Top reviews from other countries
However, even so the book sort of grew on me. I lost myself in the story. Maybe it was partly because I found so much of myself in it. Falling for flashy guys is something many women tend to do. But Danielle Steel always puts a lot of wisdom in her stories, no matter how superficial and fancy the circumstances. She has obviously experienced a lot in her life and as always I found several sentences I wanted to underline as of special importance to me.
I have read all Steel's books. Some old ones I'm reading a second time. There is a reason Steel is read and loved by so many. She is a brilliant storyteller and in later years has put a lot of life's wisdom into her books.I don't mind that her stories usually take place in affluent surroundings. I know it's not for all of us just to buy a ticket to Rome or Paris and spend a week end there in an expensive hotel. Most of us do not meet a client at our workplace who asks us out to the best restaurants and fly us in their own plane to their house in the Carribean and the South of France etc. etc. But you know what, I love to read about it. Love to read about excessive beauty and luxury and finding the nearest Chanel store to buy a new dress when I am unexpectedly invited to a grand dinner.
A ds book always ends well. The heroines always have good sense and end up embracing life's true values which are warm and loving and do not glitter. Danielle Steel is a master of fairytales for grownups. I have loved fairytales since I was a little girl and am happy to have found an author to write them for me also as I am well into my old age.
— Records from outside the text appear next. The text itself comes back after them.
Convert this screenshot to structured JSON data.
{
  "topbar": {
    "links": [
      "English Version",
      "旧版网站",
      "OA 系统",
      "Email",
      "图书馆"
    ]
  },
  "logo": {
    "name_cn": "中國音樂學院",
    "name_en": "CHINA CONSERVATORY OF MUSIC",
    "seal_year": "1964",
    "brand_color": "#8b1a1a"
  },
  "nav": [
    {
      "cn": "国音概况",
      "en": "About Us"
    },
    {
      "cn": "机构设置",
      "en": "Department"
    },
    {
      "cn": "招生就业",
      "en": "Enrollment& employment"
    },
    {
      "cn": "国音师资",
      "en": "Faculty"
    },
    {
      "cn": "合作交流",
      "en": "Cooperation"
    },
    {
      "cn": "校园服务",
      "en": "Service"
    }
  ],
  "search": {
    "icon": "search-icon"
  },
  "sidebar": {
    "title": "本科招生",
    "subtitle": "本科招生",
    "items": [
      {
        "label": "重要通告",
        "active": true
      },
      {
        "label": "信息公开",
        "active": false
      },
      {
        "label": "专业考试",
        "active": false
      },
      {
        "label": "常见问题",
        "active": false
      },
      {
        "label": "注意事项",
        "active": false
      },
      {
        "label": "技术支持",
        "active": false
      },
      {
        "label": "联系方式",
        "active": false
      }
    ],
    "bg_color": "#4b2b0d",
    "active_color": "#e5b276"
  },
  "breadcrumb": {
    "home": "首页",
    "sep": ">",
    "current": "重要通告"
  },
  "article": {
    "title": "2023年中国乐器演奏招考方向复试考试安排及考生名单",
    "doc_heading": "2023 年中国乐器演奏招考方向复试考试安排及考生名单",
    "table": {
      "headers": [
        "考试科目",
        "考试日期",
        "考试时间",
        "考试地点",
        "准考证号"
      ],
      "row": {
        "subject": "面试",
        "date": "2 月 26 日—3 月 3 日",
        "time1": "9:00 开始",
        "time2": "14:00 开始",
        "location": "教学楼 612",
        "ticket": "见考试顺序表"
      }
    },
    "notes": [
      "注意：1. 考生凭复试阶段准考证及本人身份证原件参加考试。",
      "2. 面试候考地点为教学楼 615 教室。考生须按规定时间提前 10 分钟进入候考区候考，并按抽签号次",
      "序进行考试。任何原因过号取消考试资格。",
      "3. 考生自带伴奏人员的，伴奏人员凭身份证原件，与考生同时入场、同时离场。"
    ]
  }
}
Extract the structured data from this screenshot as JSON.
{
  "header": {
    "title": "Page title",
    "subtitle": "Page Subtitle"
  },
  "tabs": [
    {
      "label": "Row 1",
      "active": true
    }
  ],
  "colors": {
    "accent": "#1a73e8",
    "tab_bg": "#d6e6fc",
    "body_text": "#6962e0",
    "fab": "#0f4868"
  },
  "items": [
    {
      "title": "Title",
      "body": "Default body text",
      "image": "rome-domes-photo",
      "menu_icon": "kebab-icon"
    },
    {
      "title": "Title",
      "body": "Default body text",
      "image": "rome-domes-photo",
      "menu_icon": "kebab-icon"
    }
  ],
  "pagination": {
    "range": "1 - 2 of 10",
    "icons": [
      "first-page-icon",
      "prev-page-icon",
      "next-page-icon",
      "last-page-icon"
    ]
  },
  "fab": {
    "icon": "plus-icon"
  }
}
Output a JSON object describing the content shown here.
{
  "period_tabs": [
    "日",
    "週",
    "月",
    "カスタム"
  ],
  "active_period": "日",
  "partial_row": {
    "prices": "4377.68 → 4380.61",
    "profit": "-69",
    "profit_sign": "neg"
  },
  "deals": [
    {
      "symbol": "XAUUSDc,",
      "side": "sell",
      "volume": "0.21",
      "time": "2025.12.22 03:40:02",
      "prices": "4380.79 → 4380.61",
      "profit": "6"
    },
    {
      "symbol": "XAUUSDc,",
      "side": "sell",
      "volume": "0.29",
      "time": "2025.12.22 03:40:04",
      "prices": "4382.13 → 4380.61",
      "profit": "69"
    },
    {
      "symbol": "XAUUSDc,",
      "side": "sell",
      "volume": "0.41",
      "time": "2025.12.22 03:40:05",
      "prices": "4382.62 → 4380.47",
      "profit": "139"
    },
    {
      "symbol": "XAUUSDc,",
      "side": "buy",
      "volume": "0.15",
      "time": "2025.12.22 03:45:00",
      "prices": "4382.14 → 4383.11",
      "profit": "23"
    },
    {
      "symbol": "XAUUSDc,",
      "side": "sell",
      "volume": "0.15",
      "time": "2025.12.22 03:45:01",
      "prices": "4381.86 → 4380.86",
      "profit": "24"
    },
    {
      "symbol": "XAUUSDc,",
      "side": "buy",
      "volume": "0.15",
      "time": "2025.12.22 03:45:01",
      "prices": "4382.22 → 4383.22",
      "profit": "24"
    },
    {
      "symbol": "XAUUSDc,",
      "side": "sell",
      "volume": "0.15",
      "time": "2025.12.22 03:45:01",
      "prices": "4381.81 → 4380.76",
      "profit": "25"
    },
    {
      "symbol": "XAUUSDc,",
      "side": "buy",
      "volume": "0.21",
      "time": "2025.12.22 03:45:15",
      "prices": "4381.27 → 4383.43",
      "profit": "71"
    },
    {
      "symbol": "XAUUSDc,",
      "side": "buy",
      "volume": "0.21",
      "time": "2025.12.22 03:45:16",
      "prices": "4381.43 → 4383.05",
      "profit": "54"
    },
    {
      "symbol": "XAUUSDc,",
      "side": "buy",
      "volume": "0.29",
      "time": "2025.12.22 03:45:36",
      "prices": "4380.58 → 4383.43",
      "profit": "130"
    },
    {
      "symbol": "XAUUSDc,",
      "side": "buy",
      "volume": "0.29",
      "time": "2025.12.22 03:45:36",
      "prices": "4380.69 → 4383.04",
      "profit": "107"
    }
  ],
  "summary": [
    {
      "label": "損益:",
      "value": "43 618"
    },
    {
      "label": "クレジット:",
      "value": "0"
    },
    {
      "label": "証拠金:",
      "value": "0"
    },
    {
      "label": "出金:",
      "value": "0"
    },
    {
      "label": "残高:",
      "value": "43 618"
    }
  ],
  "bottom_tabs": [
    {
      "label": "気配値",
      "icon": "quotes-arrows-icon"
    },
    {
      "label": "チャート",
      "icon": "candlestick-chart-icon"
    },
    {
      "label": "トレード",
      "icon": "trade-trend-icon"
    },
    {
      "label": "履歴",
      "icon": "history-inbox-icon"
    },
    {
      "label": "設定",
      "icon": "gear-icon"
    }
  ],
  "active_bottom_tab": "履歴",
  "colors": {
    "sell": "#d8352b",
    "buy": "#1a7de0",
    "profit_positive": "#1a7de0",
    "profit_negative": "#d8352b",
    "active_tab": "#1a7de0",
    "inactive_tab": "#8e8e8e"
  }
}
Thank you, Danielle, and keep on the good work
PS) I have given the book four stars just because it's not one of your best, but it is still very, very good.